HSP90 is one of the most abundant proteins in the cytosol of eukaryotic cells. HSP90 forms transient or stable complexes with several key proteins involved in signal transduction including protooncogenic protein kinases and nuclear receptors, it interacts with cellular structural elements such as actin-microfilament, tubulin-microtubule and intermediate filaments, and also exhibits conventional chaperone functions. This protein exists in two isoforms alpha-HSP90 and beta-HSP90, and it forms dimers which are crucial species for its biological activity. PAGE, ESI-MS and MALDI-MS were used to study HSP90 purified from pig brain. The two protein isoforms were clearly distinguished by ESI-MS, the alpha isoform being approximately six times more abundant than the beta isoform. ESI-MS in combination with lambda phosphatase treatment provided direct evidence of the existence of four phosphorylated forms of native pig brain alpha-HSP90, with the diphosphorylated form being the most abundant. For the beta isoform, the di-phosphorylated was also the most abundant. MALDI mass spectra of HSP90 samples after chemical cross-linking showed a high percentage of alpha-alpha homodimers. In addition, evidence for the existence of higher HSP90 oligomers was obtained.

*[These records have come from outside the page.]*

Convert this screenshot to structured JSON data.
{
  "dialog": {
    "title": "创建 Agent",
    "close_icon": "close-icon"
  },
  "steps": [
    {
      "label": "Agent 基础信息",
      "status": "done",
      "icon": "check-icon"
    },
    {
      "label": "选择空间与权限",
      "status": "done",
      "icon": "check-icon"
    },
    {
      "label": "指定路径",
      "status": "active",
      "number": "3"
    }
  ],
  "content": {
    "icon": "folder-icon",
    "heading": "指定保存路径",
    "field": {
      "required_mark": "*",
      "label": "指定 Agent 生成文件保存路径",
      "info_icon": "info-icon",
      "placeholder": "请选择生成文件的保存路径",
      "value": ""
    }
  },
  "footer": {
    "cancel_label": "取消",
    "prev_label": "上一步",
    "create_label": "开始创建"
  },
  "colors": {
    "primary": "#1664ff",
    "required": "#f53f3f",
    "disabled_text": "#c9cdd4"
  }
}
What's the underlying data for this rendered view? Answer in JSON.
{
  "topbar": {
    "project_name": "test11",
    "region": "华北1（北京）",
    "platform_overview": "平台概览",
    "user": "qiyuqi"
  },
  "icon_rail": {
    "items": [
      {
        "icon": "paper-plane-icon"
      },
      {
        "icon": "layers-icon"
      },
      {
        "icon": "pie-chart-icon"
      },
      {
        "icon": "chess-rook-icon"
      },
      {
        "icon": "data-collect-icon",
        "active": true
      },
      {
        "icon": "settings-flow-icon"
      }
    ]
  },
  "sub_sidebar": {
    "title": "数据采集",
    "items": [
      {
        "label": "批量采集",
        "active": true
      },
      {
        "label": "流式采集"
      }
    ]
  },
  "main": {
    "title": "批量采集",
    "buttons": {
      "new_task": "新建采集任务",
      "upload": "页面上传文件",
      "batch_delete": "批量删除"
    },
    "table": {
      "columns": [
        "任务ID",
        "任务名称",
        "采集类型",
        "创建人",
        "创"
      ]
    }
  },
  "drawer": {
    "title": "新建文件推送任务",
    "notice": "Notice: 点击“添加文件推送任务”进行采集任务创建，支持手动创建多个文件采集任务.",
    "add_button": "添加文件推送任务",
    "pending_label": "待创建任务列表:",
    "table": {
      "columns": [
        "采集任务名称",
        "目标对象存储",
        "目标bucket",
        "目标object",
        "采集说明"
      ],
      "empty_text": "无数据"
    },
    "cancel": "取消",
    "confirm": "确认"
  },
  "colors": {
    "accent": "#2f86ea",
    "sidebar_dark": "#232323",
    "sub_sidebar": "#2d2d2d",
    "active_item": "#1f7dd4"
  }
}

European Journal of Biochemistry, 2001, Vol 268, Issue 8, p. 2402-7